◆ Entries from a dataset of interfaces
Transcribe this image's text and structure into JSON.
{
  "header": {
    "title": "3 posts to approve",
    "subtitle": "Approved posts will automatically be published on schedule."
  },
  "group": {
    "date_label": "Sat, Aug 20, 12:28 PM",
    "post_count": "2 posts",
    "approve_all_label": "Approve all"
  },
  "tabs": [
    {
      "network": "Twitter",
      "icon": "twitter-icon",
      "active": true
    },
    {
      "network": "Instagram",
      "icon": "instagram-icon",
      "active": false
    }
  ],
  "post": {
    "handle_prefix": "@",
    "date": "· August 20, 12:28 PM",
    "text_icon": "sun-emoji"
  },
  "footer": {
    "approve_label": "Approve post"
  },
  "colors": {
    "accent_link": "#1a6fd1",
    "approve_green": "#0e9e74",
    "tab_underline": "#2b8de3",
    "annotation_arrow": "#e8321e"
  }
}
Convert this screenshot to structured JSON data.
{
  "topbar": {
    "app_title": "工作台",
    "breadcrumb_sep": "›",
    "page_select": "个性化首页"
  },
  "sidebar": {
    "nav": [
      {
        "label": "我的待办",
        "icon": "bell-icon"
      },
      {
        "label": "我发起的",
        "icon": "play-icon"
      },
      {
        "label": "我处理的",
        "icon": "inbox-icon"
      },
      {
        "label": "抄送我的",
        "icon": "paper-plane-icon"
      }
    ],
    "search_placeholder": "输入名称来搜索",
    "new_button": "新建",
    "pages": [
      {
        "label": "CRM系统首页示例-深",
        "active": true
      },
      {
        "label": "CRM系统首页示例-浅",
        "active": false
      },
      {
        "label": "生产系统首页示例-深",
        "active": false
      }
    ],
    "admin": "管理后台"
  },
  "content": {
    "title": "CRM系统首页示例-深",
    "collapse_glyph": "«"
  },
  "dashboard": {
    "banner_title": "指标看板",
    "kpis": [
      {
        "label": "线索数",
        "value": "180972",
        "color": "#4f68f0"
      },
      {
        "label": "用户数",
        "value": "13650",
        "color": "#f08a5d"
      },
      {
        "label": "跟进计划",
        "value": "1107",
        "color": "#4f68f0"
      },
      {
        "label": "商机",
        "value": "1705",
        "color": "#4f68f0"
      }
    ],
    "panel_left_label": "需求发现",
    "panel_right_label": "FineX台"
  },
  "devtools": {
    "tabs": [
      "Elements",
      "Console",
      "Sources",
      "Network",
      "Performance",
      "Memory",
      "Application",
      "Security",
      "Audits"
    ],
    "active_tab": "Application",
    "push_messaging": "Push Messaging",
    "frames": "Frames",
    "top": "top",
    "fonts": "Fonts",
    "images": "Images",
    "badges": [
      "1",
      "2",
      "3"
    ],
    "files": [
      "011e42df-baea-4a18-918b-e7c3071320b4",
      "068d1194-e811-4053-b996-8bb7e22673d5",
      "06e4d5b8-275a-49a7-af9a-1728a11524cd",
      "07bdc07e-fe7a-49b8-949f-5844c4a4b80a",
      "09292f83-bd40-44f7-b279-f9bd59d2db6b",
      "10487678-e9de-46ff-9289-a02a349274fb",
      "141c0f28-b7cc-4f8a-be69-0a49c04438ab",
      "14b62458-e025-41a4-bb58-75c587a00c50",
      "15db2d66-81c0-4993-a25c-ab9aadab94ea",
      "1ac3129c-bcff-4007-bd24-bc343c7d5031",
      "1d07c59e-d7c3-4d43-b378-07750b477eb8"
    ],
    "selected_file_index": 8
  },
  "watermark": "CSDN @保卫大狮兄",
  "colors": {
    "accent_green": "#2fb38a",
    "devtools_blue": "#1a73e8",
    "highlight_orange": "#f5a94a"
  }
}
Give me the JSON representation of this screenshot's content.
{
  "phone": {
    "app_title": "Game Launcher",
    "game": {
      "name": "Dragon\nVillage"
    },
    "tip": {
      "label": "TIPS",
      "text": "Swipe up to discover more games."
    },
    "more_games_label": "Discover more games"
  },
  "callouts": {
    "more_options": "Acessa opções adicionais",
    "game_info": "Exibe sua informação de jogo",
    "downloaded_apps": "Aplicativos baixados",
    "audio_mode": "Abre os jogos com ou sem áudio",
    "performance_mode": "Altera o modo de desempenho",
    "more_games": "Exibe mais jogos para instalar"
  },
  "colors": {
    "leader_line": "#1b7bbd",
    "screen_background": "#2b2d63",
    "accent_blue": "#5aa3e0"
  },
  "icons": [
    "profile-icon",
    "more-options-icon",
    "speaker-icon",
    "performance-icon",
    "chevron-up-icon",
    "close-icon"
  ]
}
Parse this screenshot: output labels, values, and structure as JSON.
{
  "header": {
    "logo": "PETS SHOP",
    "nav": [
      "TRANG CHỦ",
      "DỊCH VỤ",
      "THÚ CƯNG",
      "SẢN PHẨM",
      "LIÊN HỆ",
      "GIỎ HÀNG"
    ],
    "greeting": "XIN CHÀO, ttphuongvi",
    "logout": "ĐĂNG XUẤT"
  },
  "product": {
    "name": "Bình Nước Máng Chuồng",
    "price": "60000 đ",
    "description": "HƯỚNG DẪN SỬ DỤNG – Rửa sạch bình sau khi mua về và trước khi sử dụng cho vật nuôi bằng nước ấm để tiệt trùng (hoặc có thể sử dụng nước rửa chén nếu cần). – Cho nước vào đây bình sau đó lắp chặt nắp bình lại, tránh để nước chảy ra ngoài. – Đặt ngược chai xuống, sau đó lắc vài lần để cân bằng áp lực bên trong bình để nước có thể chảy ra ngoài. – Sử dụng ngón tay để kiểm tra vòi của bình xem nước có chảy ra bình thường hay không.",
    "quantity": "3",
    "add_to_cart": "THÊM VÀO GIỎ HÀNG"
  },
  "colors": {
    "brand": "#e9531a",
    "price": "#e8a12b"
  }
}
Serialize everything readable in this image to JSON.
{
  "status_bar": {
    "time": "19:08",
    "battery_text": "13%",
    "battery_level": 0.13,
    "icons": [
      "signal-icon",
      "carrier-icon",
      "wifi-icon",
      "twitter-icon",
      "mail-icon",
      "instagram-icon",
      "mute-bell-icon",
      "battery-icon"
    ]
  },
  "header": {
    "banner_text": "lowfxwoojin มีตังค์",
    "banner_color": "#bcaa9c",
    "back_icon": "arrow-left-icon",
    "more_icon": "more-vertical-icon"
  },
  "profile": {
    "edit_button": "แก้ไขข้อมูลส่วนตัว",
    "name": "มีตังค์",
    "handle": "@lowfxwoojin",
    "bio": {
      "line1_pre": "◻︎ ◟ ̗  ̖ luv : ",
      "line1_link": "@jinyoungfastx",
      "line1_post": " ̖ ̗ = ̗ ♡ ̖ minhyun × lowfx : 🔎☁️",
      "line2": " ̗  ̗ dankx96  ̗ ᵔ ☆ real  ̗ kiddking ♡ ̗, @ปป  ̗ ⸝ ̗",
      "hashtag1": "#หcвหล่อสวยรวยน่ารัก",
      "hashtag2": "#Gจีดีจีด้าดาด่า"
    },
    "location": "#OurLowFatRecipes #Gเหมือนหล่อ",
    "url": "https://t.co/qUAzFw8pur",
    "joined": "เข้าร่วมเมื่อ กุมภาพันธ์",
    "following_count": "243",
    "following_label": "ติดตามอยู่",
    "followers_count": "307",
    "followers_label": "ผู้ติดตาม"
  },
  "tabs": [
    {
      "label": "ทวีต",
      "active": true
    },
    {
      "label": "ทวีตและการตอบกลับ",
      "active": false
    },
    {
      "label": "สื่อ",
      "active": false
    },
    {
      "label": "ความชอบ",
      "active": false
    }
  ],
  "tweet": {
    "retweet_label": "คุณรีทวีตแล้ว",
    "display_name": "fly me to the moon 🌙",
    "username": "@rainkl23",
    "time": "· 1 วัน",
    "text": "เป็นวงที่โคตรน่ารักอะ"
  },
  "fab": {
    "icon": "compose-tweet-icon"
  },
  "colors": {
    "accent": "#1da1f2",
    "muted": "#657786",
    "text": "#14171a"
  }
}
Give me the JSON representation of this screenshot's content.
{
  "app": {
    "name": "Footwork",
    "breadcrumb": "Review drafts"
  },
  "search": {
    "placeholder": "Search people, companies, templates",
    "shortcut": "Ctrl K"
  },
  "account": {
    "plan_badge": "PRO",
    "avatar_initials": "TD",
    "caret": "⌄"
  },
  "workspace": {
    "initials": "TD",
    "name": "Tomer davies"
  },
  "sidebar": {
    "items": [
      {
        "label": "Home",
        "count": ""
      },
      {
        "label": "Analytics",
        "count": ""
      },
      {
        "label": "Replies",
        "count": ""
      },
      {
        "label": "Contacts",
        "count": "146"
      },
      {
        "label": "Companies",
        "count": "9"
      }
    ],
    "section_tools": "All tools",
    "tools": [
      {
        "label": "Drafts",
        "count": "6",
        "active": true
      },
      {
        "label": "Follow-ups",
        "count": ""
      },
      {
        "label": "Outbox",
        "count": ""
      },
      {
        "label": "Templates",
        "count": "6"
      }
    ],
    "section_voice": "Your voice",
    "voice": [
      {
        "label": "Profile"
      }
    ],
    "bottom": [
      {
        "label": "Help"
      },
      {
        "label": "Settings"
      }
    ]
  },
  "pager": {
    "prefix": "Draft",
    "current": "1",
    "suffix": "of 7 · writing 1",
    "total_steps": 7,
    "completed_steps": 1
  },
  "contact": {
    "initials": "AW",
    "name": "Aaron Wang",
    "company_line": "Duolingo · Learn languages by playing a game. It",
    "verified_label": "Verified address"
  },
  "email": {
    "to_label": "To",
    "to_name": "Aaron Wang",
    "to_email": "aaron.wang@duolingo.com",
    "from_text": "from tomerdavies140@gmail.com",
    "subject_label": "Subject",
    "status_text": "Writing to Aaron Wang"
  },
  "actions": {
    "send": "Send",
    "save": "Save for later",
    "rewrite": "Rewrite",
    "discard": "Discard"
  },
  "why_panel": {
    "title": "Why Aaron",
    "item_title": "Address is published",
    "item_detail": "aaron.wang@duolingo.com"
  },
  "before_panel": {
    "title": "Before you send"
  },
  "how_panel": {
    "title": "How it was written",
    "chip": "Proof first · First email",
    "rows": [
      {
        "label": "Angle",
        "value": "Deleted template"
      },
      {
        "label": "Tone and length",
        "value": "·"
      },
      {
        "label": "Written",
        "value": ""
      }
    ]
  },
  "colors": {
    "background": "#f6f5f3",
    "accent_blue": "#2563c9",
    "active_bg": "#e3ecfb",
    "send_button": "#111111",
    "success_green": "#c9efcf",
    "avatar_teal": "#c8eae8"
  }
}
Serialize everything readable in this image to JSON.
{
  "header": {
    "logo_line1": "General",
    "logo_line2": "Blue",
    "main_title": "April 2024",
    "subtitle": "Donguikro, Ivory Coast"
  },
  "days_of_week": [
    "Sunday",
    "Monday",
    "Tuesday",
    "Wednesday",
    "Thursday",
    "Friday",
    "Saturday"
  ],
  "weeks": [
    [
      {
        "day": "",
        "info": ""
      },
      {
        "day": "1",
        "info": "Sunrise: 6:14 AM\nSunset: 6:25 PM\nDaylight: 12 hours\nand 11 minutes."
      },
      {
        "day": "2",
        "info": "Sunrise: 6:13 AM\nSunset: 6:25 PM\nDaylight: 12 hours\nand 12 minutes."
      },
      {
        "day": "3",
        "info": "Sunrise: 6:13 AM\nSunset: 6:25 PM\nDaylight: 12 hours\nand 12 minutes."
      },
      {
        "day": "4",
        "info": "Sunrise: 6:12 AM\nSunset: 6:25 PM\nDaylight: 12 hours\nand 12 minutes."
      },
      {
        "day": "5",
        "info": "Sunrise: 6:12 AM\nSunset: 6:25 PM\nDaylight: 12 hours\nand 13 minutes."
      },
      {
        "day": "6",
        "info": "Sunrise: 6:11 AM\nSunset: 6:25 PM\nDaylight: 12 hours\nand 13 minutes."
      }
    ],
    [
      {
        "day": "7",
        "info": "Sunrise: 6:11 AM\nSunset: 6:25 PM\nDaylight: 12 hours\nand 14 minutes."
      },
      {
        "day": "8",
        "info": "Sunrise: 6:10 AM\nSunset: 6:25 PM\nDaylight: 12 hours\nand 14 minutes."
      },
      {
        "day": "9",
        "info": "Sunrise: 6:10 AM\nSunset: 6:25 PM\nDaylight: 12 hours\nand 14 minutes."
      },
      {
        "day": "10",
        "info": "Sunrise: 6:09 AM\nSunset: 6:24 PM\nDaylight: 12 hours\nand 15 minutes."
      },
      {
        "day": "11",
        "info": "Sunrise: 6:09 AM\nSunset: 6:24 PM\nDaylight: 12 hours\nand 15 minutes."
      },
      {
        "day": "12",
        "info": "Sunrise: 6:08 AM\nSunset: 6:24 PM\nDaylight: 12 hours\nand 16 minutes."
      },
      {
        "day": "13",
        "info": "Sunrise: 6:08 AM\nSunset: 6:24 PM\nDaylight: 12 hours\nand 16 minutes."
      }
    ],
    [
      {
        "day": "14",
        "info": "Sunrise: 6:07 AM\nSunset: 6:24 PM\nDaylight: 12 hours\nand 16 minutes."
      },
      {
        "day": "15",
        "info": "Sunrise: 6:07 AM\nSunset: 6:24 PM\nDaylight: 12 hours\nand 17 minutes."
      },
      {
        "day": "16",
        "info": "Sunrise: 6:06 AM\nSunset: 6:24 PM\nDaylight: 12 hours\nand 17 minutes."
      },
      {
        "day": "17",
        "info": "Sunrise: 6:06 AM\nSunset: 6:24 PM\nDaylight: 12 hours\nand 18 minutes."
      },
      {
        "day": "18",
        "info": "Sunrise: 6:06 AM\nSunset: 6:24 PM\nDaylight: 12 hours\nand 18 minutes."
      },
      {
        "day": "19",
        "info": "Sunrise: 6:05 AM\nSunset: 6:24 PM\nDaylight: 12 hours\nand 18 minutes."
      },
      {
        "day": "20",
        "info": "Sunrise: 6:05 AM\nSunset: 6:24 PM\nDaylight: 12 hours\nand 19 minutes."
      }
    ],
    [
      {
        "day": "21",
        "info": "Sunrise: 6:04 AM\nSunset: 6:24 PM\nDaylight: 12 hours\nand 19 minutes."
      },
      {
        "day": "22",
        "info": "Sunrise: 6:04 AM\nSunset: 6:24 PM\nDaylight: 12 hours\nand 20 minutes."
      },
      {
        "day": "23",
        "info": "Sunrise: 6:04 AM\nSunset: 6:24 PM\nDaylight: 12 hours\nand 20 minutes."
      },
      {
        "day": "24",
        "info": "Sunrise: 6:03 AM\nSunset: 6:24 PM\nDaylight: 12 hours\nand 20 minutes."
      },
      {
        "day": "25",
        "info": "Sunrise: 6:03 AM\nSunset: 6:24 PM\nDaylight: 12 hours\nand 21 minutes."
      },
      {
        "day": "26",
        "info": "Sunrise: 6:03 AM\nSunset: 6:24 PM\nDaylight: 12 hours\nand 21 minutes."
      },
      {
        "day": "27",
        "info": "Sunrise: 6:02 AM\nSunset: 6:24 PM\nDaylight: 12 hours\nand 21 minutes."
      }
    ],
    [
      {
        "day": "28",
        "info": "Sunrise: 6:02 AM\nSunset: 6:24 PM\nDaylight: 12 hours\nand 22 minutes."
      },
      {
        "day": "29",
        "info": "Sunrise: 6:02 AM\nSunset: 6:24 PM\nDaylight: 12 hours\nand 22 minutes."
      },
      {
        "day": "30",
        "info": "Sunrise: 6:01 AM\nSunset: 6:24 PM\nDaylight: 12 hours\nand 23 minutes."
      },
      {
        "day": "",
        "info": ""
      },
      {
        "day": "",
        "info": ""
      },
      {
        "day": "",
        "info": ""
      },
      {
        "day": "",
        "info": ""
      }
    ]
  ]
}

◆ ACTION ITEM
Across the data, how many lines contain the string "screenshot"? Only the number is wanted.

◆ WRITTEN SOLUTION
4